The ruling Zanu PF party is an ugly face of the “unacceptable” in Zimbabwe and therefore must go, former cabinet minister, Professor Jonathan Moyo, has said.
Moyo, former Higher and Tertiary Education Minister in the late former president Robert Mugabe’s government skipped the country during the November 2017 military coup which toppled his boss.
Speaking during an interview on CITE’s online programme, The Breakfast Club on Tuesday, Moyo said Zanu PF, which he said is inextricably linked to the military has stolen people’s opportunity to have better lives through the implementation of the 2013 new constitution.
“When we say Zanu PF must go, we don’t mean that Zanu PF individuals must disappear from the face of the earth, no,” said Moyo.

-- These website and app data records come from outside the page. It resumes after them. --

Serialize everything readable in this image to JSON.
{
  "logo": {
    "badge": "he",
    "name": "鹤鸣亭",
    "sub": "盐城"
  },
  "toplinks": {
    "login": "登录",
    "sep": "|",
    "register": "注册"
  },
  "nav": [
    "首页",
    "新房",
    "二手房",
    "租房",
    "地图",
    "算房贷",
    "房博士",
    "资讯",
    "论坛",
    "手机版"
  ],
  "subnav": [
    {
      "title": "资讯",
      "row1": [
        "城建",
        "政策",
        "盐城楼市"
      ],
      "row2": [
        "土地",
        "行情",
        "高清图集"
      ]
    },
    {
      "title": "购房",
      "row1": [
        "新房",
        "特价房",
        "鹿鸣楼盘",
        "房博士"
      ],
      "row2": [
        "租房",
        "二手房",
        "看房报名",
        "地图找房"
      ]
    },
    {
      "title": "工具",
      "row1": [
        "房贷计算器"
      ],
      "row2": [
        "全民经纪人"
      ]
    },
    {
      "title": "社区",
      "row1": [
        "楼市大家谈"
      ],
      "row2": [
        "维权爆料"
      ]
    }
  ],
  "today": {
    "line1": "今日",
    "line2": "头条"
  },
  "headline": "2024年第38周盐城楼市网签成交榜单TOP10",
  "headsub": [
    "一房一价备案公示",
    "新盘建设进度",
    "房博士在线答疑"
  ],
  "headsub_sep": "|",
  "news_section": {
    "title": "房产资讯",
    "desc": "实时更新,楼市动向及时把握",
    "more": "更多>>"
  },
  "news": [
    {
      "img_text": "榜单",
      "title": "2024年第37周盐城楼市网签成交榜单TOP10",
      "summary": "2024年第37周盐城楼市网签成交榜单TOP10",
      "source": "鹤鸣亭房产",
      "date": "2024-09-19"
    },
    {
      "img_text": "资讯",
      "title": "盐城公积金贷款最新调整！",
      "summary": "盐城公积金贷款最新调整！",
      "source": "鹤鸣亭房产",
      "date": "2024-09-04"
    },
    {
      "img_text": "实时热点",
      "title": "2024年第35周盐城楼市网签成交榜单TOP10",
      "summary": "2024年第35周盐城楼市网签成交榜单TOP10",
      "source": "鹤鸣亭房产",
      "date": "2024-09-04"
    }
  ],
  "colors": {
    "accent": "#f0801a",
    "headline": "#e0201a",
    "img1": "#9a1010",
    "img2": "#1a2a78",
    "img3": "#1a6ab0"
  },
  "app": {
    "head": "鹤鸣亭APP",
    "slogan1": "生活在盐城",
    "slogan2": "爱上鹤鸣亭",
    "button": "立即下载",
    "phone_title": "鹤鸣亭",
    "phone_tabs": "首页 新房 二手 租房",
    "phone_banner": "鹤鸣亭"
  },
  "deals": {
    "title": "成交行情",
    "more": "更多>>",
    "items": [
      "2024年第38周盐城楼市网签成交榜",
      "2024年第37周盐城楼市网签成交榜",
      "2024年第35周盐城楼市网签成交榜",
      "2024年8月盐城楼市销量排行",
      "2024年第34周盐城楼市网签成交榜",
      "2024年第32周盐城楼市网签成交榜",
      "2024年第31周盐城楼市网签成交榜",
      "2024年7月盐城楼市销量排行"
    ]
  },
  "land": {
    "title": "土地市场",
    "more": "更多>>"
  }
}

“Zanu PF must go means the system, the values that have brought us to this unacceptable situation, even after we came up with a new constitution. Those values which unfortunately are found in just any other organisation in Zimbabwe be it a political organisation, church or NGO, those values must go. We need to start afresh. It is difficult to imagine those values going when an organisation called Zanu PF remains.”
He said some Zanu PF members had hoped to make the party to implement the Constitution but all that was thwarted by the military and what he called gukurahundists, the alleged proponents of the Gukurahundi atrocities.

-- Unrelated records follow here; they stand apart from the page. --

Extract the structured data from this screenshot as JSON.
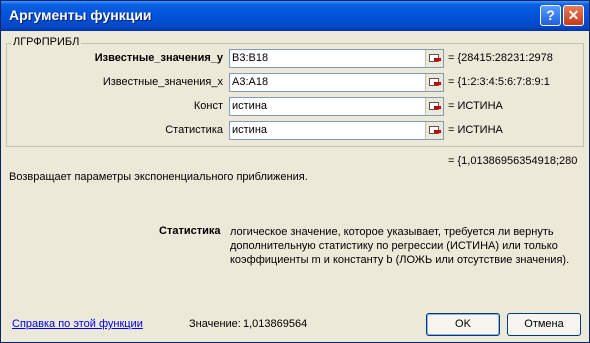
{
  "window": {
    "title": "Аргументы функции"
  },
  "group": {
    "label": "ЛГРФПРИБЛ"
  },
  "args": [
    {
      "label": "Известные_значения_у",
      "value": "B3:B18",
      "result": "= {28415:28231:2978"
    },
    {
      "label": "Известные_значения_х",
      "value": "A3:A18",
      "result": "= {1:2:3:4:5:6:7:8:9:1"
    },
    {
      "label": "Конст",
      "value": "истина",
      "result": "= ИСТИНА"
    },
    {
      "label": "Статистика",
      "value": "истина",
      "result": "= ИСТИНА"
    }
  ],
  "formula_result": "= {1,01386956354918;280",
  "description": "Возвращает параметры экспоненциального приближения.",
  "arg_help": {
    "name": "Статистика",
    "text": "логическое значение, которое указывает, требуется ли вернуть дополнительную статистику по регрессии (ИСТИНА) или только коэффициенты m и константу b (ЛОЖЬ или отсутствие значения)."
  },
  "help_link": "Справка по этой функции",
  "value_label": "Значение:",
  "value": "1,013869564",
  "buttons": {
    "ok": "OK",
    "cancel": "Отмена"
  }
}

He said it was regrettable that a coup was staged against provisions of the country’s constitution, with the military openly declaring, it wanted to save Zanu PF.
“For that reason, this thing which was the reason for the military to use force to get into power must go,” said Moyo.

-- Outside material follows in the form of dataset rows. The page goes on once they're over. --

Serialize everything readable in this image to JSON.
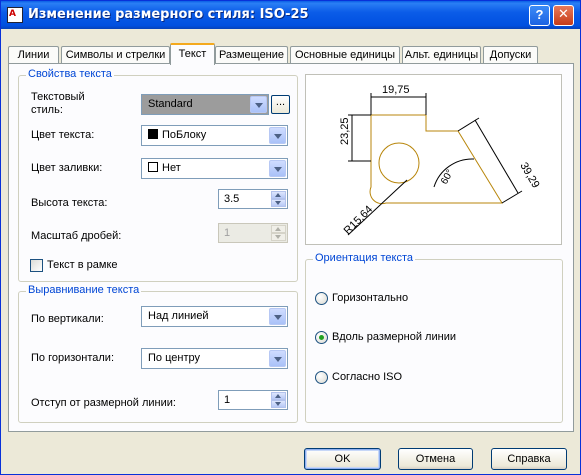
{
  "window": {
    "title": "Изменение размерного стиля: ISO-25",
    "help": "?",
    "close": "✕",
    "app_icon": "A"
  },
  "tabs": [
    {
      "label": "Линии"
    },
    {
      "label": "Символы и стрелки"
    },
    {
      "label": "Текст",
      "active": true
    },
    {
      "label": "Размещение"
    },
    {
      "label": "Основные единицы"
    },
    {
      "label": "Альт. единицы"
    },
    {
      "label": "Допуски"
    }
  ],
  "text_props": {
    "title": "Свойства текста",
    "style_label_1": "Текстовый",
    "style_label_2": "стиль:",
    "style_value": "Standard",
    "browse": "...",
    "color_label": "Цвет текста:",
    "color_value": "ПоБлоку",
    "fill_label": "Цвет заливки:",
    "fill_value": "Нет",
    "height_label": "Высота текста:",
    "height_value": "3.5",
    "fraction_label": "Масштаб дробей:",
    "fraction_value": "1",
    "frame_label": "Текст в рамке",
    "frame_checked": false
  },
  "alignment": {
    "title": "Выравнивание текста",
    "vertical_label": "По вертикали:",
    "vertical_value": "Над линией",
    "horizontal_label": "По горизонтали:",
    "horizontal_value": "По центру",
    "offset_label": "Отступ от размерной линии:",
    "offset_value": "1"
  },
  "orientation": {
    "title": "Ориентация текста",
    "options": [
      {
        "label": "Горизонтально",
        "checked": false
      },
      {
        "label": "Вдоль размерной линии",
        "checked": true
      },
      {
        "label": "Согласно ISO",
        "checked": false
      }
    ]
  },
  "preview": {
    "dim_top": "19,75",
    "dim_left": "23,25",
    "dim_right": "39,29",
    "dim_angle": "60°",
    "dim_radius": "R15,64",
    "shape_color": "#b8860b",
    "dim_color": "#000000"
  },
  "footer": {
    "ok": "OK",
    "cancel": "Отмена",
    "help": "Справка"
  }
}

“It is impossible to turn the page and have the new values that are in the constitution as long as something called Zanu PF is alive. The organisation called Zanu PF must go because it has come to symbolize what is unacceptable. It is the ugly face of the unacceptable in Zimbabwe.”
The former minister said the country could be in a better place had the constitution been implemented.
“I think that we are missing the opportunity to benefit from something wonderful that we did as Zimbabweans, which is coming up with a new constitution in 2013,” he said.
“It may not have been the best constitution that we wanted or everyone wanted but it is a wonderful starting point for all of us. If all of us were to base our conduct, our customs, our values and principles on what we have agreed as Zimbabweans and not only through coming up with that constitution in the negotiation stages but also supporting the product in the referendum we will make a big difference.”
He added: “Otherwise if we don’t do that I am afraid Zimbabweans will continue perhaps to be the only population in Africa if not in the world whose citizens succeed very well outside the country and fail dismally inside the country. People fail where you do not have shared values and principles that treat everyone equally.”